● Task statement: Search the material for "React" and show all lines that contain it.

═════ Records for this task

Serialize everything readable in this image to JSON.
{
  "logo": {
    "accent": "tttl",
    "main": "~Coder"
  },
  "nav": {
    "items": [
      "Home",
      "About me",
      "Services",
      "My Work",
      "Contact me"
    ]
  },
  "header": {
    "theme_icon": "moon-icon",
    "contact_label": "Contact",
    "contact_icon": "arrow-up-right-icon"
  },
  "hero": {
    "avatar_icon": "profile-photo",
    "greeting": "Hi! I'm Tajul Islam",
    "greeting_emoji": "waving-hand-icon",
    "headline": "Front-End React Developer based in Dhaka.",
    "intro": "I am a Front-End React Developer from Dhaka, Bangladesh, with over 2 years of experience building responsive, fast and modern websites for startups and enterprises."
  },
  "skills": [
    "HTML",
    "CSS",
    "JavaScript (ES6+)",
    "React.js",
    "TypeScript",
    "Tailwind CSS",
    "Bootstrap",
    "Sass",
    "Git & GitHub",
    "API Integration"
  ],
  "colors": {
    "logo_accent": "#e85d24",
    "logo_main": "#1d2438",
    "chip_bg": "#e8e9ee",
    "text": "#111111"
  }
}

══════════

● Finished task:
    "headline": "Front-End React Developer based in Dhaka.",
    "intro": "I am a Front-End React Developer from Dhaka, Bangladesh, with over 2 years of experience building responsive, fast and modern websites for startups and enterprises."
    "React.js",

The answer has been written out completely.